In fact, this movie reminds me of why I like Finding Nemo over Monsters, Inc. In Finding Nemo, not only are the main characters great but every other character they run into makes some kind of impression on you. Remember all the characters that Marlin and Dory ran into on their adventures together? Of course you do. Whether it was that crazy pelican with the Australian accent, Willem Dafoe as Gill, leader of the fishtank crew, or Bruce the Shark, you remember them after all is said and done and it makes the viewing experience that much richer. That's exactly how The Incredibles is. Every character that appears will make you laugh or intrigue you in some way. I have to admit that I was laughing myself throughout the entire movie, especially with the character of Edna Mode who almost steals the movie. Man, even the end credits are awesome! I have to give the director Brad Bird a big thumbs up for this one. He pulled it off and hopefully this will attract attention to his other animated film, "The Iron Giant", which was sadly overlooked when it was released and is also a really great film.

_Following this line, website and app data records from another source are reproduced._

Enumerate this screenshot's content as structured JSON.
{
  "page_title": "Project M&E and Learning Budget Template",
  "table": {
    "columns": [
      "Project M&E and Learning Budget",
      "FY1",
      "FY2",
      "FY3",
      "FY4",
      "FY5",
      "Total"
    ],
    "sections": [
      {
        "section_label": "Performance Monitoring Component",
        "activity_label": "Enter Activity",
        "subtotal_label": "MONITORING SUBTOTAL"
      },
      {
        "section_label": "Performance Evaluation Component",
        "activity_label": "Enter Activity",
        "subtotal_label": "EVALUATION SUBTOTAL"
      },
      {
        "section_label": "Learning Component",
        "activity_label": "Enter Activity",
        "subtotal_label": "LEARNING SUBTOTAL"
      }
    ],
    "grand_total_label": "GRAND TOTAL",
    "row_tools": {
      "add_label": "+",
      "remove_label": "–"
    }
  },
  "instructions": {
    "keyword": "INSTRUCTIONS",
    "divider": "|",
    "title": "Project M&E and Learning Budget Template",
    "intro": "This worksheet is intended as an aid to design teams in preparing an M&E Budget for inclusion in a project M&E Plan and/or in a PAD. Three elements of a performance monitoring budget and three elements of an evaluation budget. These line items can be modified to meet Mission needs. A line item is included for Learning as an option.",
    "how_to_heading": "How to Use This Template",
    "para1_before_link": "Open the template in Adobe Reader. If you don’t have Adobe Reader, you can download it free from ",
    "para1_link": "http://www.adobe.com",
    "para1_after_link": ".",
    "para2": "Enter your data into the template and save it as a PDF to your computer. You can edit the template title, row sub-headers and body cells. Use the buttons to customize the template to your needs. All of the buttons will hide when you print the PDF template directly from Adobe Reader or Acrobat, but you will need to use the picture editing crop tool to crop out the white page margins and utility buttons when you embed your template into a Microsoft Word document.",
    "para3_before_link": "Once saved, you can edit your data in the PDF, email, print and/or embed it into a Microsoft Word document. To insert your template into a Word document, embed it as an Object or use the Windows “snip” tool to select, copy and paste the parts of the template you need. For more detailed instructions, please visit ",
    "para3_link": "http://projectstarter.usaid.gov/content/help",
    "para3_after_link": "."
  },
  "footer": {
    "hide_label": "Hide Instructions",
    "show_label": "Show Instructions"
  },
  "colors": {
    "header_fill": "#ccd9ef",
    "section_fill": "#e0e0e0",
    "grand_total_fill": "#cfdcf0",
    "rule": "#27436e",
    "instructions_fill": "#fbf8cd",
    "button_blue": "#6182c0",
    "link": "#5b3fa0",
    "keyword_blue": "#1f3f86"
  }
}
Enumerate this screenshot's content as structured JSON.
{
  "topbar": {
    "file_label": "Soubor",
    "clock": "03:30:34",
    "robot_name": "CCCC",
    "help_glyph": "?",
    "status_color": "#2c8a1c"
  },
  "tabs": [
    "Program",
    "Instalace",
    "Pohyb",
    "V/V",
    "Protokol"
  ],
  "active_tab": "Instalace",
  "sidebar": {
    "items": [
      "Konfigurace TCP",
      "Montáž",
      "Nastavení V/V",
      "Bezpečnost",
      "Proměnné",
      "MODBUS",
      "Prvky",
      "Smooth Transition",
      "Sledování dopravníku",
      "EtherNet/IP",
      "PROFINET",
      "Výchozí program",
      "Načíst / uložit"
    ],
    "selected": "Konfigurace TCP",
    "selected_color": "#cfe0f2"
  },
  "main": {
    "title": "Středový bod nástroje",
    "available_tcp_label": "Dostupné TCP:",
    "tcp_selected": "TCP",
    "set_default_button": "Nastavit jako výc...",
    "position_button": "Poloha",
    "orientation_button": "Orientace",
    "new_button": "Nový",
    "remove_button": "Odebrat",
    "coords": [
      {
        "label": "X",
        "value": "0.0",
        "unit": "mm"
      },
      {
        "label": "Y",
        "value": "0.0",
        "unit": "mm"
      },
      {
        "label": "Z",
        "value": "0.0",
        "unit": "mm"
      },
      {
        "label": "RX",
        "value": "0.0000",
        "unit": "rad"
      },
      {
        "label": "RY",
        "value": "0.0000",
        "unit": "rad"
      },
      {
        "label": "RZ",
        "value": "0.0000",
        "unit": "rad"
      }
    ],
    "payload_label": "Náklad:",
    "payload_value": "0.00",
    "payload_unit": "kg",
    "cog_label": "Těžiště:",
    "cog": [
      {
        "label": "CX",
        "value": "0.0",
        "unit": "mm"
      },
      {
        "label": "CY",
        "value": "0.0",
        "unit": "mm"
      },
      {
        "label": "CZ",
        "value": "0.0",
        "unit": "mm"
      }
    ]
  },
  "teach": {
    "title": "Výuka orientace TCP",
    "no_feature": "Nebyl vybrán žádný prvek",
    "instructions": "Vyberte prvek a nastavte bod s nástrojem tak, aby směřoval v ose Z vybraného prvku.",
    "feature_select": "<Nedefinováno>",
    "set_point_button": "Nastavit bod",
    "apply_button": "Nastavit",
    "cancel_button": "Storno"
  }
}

All in all, I can't recommend this movie enough. I left very satisfied and felt no need to compare this to the rest of Pixar's movies. This one is just as good if not better than any other animated movie released this year and rightfully deserves its place among the best animated movies of all time.
RATING: ***** out of *****.